Quote Quote by ghwellsjr View Post
At x=17, we have the location of the station-master and the stop-button.
(14,13)s + 4 = (14,17)s = button state.
Quote Quote by ghwellsjr View Post
At x=21, we have the second stop-clock.
(14,13)s + 8 = (14,21) = second clock state.

Quote Quote by ghwellsjr View Post
I believe this adheres to your description of the scenario.
I think it will do.
Quote Quote by ghwellsjr View Post
[0,0] Einstein at the start of the scenario.
[0,17] Station-master at the start of the scenario.
[14,7] Einstein when the stop-button is pressed.
[14,17] Station-master when the stop-button is pressed.
[14,13] First stop-clock when the stop-button is pressed.
[14,21] Second stop-clock when the stop-button is pressed.
Verified.
Quote Quote by ghwellsjr View Post
[18,9]s Einstein when the photons reach the stop-clocks.
[18,13]s First stop-clock when photon hits it.
[20.667,10.333]s Einstein first sees image of first stop-clock reading 18.
[18,21]s Second stop-clock when photon hits it.
[26,13]s Einstein first sees image of second stop-clock reading 18.
[26,13]s Einstein colocated with first stop-clock (when it would have read 26).
[42,21]s Einstein colocated with second stop-clock (when it would have read 42).
The orange parts, I don't believe are relevant, but otherwise okay.
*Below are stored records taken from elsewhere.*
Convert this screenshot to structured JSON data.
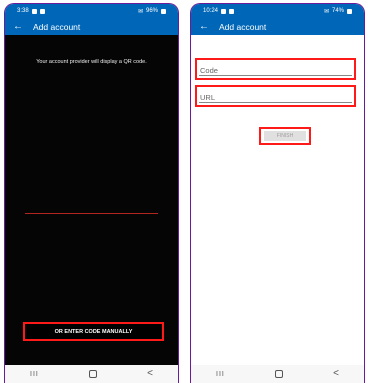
{
  "phone1": {
    "status": {
      "time": "3:38",
      "signal": "96%"
    },
    "appbar": {
      "title": "Add account"
    },
    "instruction": "Your account provider will display a QR code.",
    "manual_button": "OR ENTER CODE MANUALLY"
  },
  "phone2": {
    "status": {
      "time": "10:24",
      "signal": "74%"
    },
    "appbar": {
      "title": "Add account"
    },
    "code_placeholder": "Code",
    "url_placeholder": "URL",
    "finish_button": "FINISH"
  },
  "navbar": {
    "recent": "III",
    "back": "<"
  },
  "icons": {
    "back": "arrow-left",
    "home": "square-outline"
  },
  "colors": {
    "app_blue": "#0067b8",
    "highlight_red": "#ff1a1a"
  }
}
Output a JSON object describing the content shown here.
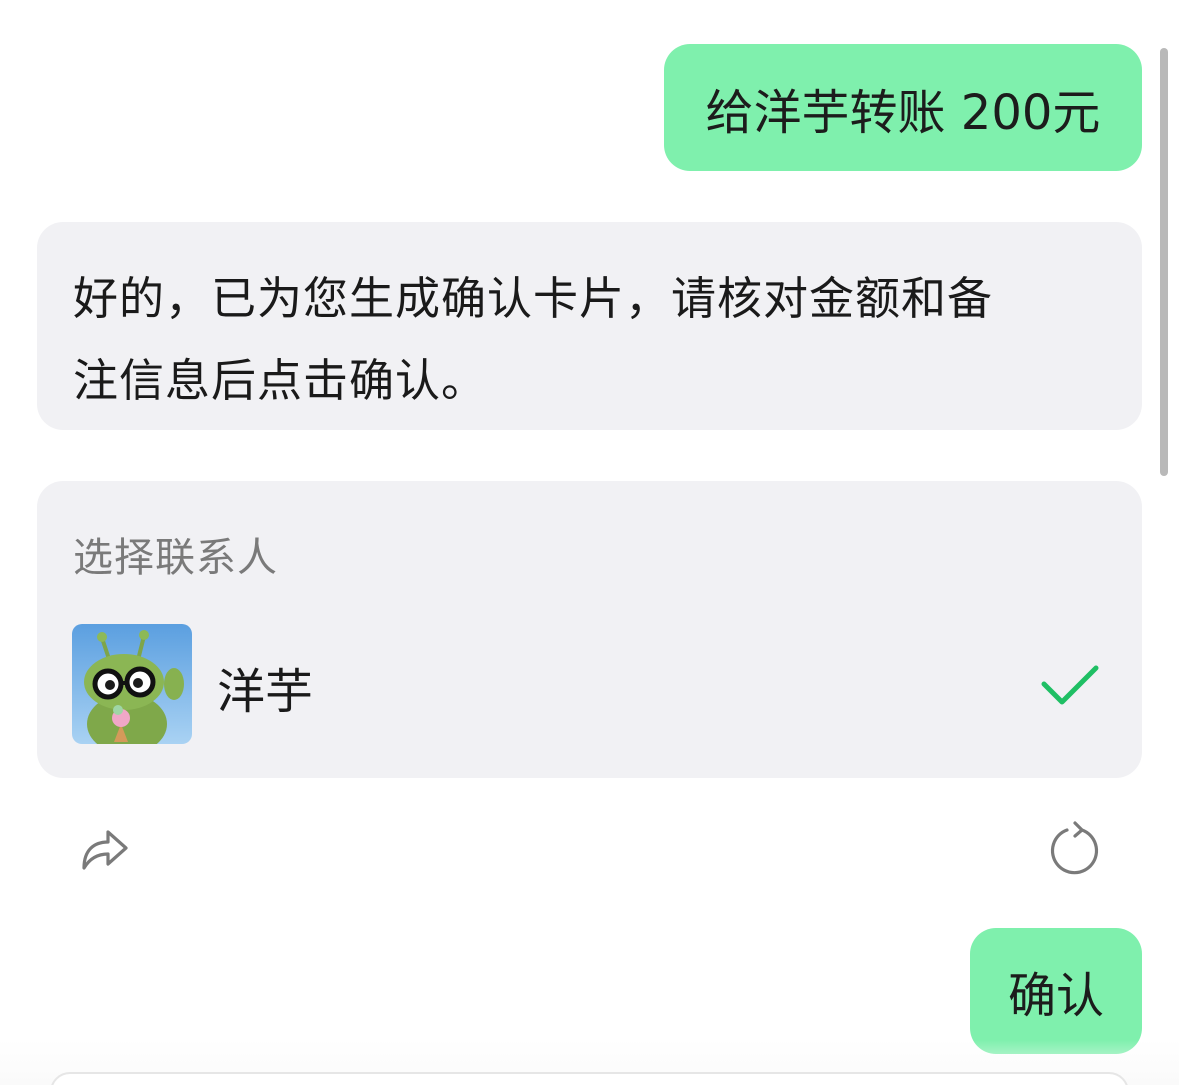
{
  "conversation": {
    "user_message_1": "给洋芋转账 200元",
    "ai_reply_line_1": "好的，已为您生成确认卡片，请核对金额和备",
    "ai_reply_line_2": "注信息后点击确认。",
    "user_message_2": "确认"
  },
  "contact_card": {
    "title": "选择联系人",
    "selected_contact": {
      "name": "洋芋",
      "avatar_icon": "green-alien-avatar",
      "selected": true
    },
    "check_icon": "checkmark-icon",
    "check_color": "#1fbf64"
  },
  "actions": {
    "share_icon": "share-icon",
    "refresh_icon": "refresh-icon"
  },
  "colors": {
    "user_bubble": "#7ff0ad",
    "ai_bubble": "#f1f1f4",
    "accent_green": "#1fbf64"
  }
}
Quote Quote by ghwellsjr View Post
I think a little explanation is in order for how I arrived at the events for which Einstein sees the two stop-clocks reading 18. It based on the fact that light travels twice as fast as Einstein, therefore Einstein will cover 1/3 of the distance while the image covers 2/3. The distance between Einstein and the first stop-clock is 13-9 = 4 so Einstein will have traveled 4/3 or 1.333 beyond 9 where he was when the photon stopped the first clock which equals 10.333. The distance between Einstein and the second stop-clock is 21-9 = 12 so Einstein will have traveled 12/3 or 4 beyond 9 where he was when the photon stopped the second clock which equals 13.
Where Einstein was when he saw the flashed stop-time is irrelevant. If he was 20 meters back, he would merely see the same image a little later.

I will get to the rest shortly..